Borrowing is fraught with peril. Sometimes it is unavoidable and if you have friends much richer than you it is tempting to borrow. But once you have borrowed from a friend, you have unbalanced your relationship, tipped the scales from equal peers to that of bank manager and account holder. If you must borrow money from someone you know, then damage limitations might include setting up a standing order the very day of the loan. Even if it’s for a tiny amount each month, the message is clear: that you fully intend to pay back your borrowing – unlike the 18th-century playwright Richard Sheridan who wrote, ‘I handed one of my creditors an IOU and thought thank heavens that’s settled.’
If you are a borrower of more frivolous items, the lines are a little more blurred. Borrowing a skirt, a book or a pair of earrings can be flattering; it implies that the person from whom you are liberating possessions has covetable taste. Just try not to stretch it, shrink it, lose it or spatter it with food.
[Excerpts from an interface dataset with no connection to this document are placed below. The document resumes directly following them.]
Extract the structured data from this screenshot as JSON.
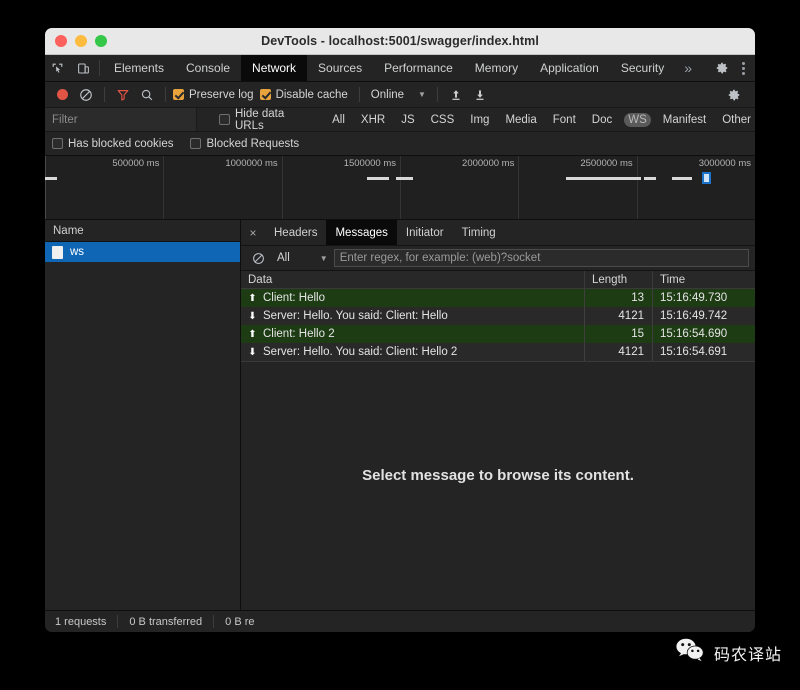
{
  "window": {
    "title": "DevTools - localhost:5001/swagger/index.html",
    "traffic_lights": [
      "close",
      "minimize",
      "maximize"
    ]
  },
  "devtools_tabs": {
    "icons": [
      "inspect-element-icon",
      "device-toolbar-icon"
    ],
    "items": [
      {
        "label": "Elements",
        "active": false
      },
      {
        "label": "Console",
        "active": false
      },
      {
        "label": "Network",
        "active": true
      },
      {
        "label": "Sources",
        "active": false
      },
      {
        "label": "Performance",
        "active": false
      },
      {
        "label": "Memory",
        "active": false
      },
      {
        "label": "Application",
        "active": false
      },
      {
        "label": "Security",
        "active": false
      }
    ],
    "overflow_label": "»",
    "settings_icon": "gear-icon",
    "menu_icon": "kebab-menu-icon"
  },
  "network_toolbar": {
    "record_title": "record-button",
    "clear_title": "clear-button",
    "filter_title": "filter-button",
    "search_title": "search-button",
    "preserve_log": {
      "label": "Preserve log",
      "checked": true
    },
    "disable_cache": {
      "label": "Disable cache",
      "checked": true
    },
    "throttle": {
      "value": "Online",
      "caret": "▼"
    },
    "import_icon": "import-har-icon",
    "export_icon": "export-har-icon",
    "settings_icon": "gear-icon"
  },
  "filter_bar": {
    "filter_placeholder": "Filter",
    "filter_value": "",
    "hide_data_urls": {
      "label": "Hide data URLs",
      "checked": false
    },
    "types": [
      {
        "label": "All",
        "selected": false
      },
      {
        "label": "XHR",
        "selected": false
      },
      {
        "label": "JS",
        "selected": false
      },
      {
        "label": "CSS",
        "selected": false
      },
      {
        "label": "Img",
        "selected": false
      },
      {
        "label": "Media",
        "selected": false
      },
      {
        "label": "Font",
        "selected": false
      },
      {
        "label": "Doc",
        "selected": false
      },
      {
        "label": "WS",
        "selected": true
      },
      {
        "label": "Manifest",
        "selected": false
      },
      {
        "label": "Other",
        "selected": false
      }
    ],
    "has_blocked_cookies": {
      "label": "Has blocked cookies",
      "checked": false
    },
    "blocked_requests": {
      "label": "Blocked Requests",
      "checked": false
    }
  },
  "overview": {
    "ticks": [
      {
        "label": "500000 ms",
        "pct": 16.666
      },
      {
        "label": "1000000 ms",
        "pct": 33.333
      },
      {
        "label": "1500000 ms",
        "pct": 50.0
      },
      {
        "label": "2000000 ms",
        "pct": 66.666
      },
      {
        "label": "2500000 ms",
        "pct": 83.333
      },
      {
        "label": "3000000 ms",
        "pct": 100.0
      }
    ],
    "bars": [
      {
        "left_pct": 0.0,
        "width_pct": 1.7
      },
      {
        "left_pct": 45.3,
        "width_pct": 3.1
      },
      {
        "left_pct": 49.5,
        "width_pct": 2.3
      },
      {
        "left_pct": 73.4,
        "width_pct": 10.5
      },
      {
        "left_pct": 84.4,
        "width_pct": 1.6
      },
      {
        "left_pct": 88.3,
        "width_pct": 2.8
      }
    ],
    "marker_pct": 92.6
  },
  "requests_panel": {
    "column_header": "Name",
    "rows": [
      {
        "name": "ws",
        "icon": "websocket-document-icon",
        "selected": true
      }
    ]
  },
  "detail_panel": {
    "close_label": "×",
    "tabs": [
      {
        "label": "Headers",
        "active": false
      },
      {
        "label": "Messages",
        "active": true
      },
      {
        "label": "Initiator",
        "active": false
      },
      {
        "label": "Timing",
        "active": false
      }
    ],
    "message_filter": {
      "clear_icon": "clear-messages-icon",
      "type_value": "All",
      "caret": "▼",
      "regex_placeholder": "Enter regex, for example: (web)?socket",
      "regex_value": ""
    },
    "table": {
      "columns": [
        "Data",
        "Length",
        "Time"
      ],
      "rows": [
        {
          "direction": "sent",
          "arrow": "⬆",
          "data": "Client: Hello",
          "length": "13",
          "time": "15:16:49.730"
        },
        {
          "direction": "received",
          "arrow": "⬇",
          "data": "Server: Hello. You said: Client: Hello",
          "length": "4121",
          "time": "15:16:49.742"
        },
        {
          "direction": "sent",
          "arrow": "⬆",
          "data": "Client: Hello 2",
          "length": "15",
          "time": "15:16:54.690"
        },
        {
          "direction": "received",
          "arrow": "⬇",
          "data": "Server: Hello. You said: Client: Hello 2",
          "length": "4121",
          "time": "15:16:54.691"
        }
      ]
    },
    "empty_state": "Select message to browse its content."
  },
  "status_bar": {
    "items": [
      "1 requests",
      "0 B transferred",
      "0 B re"
    ]
  },
  "watermark": {
    "logo": "wechat-icon",
    "text": "码农译站"
  },
  "colors": {
    "accent_blue": "#0f66b5",
    "sent_row_green": "#1d3c14",
    "record_red": "#e25443",
    "checkbox_orange": "#e8a33d",
    "panel_bg": "#242424"
  }
}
Above all, never fall into the trap of lending said item to the same friend years later with the words, “I never liked this, so you might as well have it”.